New York Knicks: Joakim Noah holds key to the 2016-17 season
Dec 28, 2016; Atlanta, GA, USA; New York Knicks center Joakim Noah (13) and Atlanta Hawks center Dwight Howard (8) get tied up fighting for a rebound during the first half at Philips Arena. Mandatory Credit: Dale Zanine-USA TODAY Sports

Once considered a massive disappointment, Joakim Noah has emerged as a legitimate factor for the Knicks.

With back to back losses against the Atlanta Hawks and Boston Celtics, Knicks fans have to be feeling that their fairytale start to the season is coming to an end.

While New York sits at 16-15, firmly in fifth place in the Eastern Conference, they have lost not only their last two, but five of their last seven.

Although a disparaging streak of losing like that can be mentally draining, one thing should encourage Knicks fans about their recent run of performances: the play of Joakim Noah.

Joakim has been derided as a massive disappointment ever since he signed a massive four-year, $72 million deal this offseason. Noah has averaged just over 22 minutes per game for the Knicks this season, and has been exceptionally underwhelming, especially in his performances across October and November.

Despite his early struggles, Noah has come on of late, especially in the Knicks’ bitter overtime loss to the Hawks. Noah put up 14 points, 16 rebounds, three assists, two steals and one block in 38 minutes of work against Atlanta. This marks Noah’s largest share of minutes this season, far eclipsing the 30 he played against Indiana, exemplifying how effective he can be over long stretches when his team needs him.

Even more impressive is the fact that Noah was the primary defender on Dwight Howard, who remains one of the most dominating physical presences in the NBA. While Dwight dominated on the glass against the Knicks, the fact that Noah can still go toe to toe with such a physical defender reminds fans exactly why New York signed him this offseason.

In fact, he could be the key to the Knicks achieving their lofty goals in 2017.

Including the Atlanta game, Noah now has at least 10 rebounds in three out of his last four games. This is in addition to the 10 rebounds he had in just 15 minutes of action against the Golden State Warriors earlier in December. That’s exactly the job that Phil Jackson wanted him to do when he signed him to the massive contract this offseason. If he can continue to put up these kind of numbers on the boards, the Knicks should be in very good shape.

Furthermore, the advanced statistics back up Noah’s massive improvement, as they take into account his distribution skills on offense, as well as his prowess on the defensive end.

According to Pro Basketball Reference, Noah’s performance against Atlanta was his best of the year by Game Score.

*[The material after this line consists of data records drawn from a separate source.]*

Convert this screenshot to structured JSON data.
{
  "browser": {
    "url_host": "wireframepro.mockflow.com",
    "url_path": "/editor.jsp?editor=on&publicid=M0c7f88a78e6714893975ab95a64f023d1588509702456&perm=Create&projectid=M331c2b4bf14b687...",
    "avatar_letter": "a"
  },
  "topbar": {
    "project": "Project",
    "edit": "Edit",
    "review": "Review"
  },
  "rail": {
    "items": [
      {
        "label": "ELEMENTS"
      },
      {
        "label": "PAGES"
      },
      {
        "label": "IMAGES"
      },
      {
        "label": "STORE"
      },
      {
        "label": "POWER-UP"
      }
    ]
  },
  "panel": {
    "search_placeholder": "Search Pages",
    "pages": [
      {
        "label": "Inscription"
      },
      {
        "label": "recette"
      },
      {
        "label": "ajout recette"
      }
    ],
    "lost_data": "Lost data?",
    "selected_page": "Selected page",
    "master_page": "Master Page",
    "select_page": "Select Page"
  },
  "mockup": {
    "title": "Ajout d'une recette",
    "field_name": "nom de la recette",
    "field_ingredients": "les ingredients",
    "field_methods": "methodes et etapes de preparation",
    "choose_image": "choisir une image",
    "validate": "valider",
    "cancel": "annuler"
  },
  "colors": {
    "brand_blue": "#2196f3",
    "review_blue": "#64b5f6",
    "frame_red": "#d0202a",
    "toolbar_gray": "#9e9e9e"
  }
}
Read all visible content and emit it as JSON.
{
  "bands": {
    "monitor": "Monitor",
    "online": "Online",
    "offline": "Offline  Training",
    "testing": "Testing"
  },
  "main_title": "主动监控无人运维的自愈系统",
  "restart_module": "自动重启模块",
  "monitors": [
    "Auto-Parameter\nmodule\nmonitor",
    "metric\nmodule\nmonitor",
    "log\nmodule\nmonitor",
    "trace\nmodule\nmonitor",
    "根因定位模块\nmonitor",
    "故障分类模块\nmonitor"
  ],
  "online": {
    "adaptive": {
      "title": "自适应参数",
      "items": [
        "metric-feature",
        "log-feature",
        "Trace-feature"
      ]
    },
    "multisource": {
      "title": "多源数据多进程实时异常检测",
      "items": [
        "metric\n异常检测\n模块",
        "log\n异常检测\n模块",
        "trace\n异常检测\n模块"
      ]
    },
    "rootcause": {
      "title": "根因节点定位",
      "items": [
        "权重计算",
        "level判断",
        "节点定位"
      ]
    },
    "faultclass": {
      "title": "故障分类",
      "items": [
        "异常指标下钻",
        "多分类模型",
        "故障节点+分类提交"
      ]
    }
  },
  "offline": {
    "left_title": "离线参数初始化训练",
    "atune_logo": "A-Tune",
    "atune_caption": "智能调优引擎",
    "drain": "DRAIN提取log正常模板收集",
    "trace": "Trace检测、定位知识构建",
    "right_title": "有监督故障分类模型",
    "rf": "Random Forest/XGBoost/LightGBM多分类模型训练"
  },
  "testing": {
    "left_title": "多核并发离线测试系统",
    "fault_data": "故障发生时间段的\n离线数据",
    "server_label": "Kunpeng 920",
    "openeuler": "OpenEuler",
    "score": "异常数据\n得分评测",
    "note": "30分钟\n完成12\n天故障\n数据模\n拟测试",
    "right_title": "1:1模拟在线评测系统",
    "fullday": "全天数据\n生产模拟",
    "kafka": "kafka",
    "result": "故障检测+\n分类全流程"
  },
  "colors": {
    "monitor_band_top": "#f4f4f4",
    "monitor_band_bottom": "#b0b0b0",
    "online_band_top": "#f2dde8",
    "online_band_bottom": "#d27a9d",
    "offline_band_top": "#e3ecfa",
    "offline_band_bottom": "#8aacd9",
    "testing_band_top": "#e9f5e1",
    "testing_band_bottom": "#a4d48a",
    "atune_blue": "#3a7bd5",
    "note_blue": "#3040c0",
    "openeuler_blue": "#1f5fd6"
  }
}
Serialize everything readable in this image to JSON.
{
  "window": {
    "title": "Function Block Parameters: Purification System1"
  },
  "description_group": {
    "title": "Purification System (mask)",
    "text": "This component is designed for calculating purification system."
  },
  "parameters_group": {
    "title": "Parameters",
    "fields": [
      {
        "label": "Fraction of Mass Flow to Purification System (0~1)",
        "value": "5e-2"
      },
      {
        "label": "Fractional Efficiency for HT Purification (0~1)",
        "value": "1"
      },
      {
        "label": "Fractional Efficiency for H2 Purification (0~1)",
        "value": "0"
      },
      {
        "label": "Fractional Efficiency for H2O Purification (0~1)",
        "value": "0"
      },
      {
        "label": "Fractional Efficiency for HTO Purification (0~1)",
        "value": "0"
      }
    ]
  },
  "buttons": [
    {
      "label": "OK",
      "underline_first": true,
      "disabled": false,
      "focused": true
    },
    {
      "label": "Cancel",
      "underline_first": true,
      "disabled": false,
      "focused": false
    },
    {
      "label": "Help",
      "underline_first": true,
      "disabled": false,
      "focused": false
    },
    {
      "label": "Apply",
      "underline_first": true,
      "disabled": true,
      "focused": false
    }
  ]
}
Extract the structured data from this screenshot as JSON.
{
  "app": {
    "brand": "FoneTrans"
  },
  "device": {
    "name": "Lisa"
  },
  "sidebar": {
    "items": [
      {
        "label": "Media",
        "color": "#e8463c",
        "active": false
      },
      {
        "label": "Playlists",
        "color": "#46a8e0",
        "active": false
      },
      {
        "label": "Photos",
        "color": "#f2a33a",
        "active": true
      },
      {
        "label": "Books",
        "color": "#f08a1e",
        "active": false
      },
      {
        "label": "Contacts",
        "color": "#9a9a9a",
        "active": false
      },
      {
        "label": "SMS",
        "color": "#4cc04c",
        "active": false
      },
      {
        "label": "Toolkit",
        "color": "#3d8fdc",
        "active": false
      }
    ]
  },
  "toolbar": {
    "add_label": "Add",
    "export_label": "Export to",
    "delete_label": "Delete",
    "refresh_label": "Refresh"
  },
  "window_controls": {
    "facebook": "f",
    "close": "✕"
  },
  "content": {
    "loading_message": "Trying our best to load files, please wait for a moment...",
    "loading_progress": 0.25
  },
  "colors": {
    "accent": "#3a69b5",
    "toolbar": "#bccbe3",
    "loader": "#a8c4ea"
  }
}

Game Score is a statistic created by John Hollinger that measures a player’s overall performance across multiple statistical categories.

Noah posted a 20.2 game score against the Hawks, his highest mark this season. That followed his 11.4 mark against Boston, making these two games the first time this season Noah has posted back to back double digit game scores. Keeping in mind a score of 10 is considered an average performance, the fact that Noah has posted back to back above average marks for the first time this season should come as a pleasant surprise to Knicks fans.

In fact, three of Noah’s top seven performances by game score have come since December 20, which is certainly encouraging for New York moving forward.

While the Knicks certainly look like a playoff team at this point in the season, the play of Noah could turn them into a legitimate conference championship contender. With no real favorite to challenge the Cavaliers emerging out of the Eastern Conference, the mantle seems ripe for the Knicks’ taking. If Noah can continue to produce above average performances, there’s no reason the New York Knicks can’t dream big.


Billy Nayden is an SMU Mustang from Connecticut born and raised on New York sports. Avid fan of nearly every sport from MMA to handball. His heart is in NYC, but Billy has seen games on multiple continents, and has frequented arenas ranging from high school gyms to world class meccas.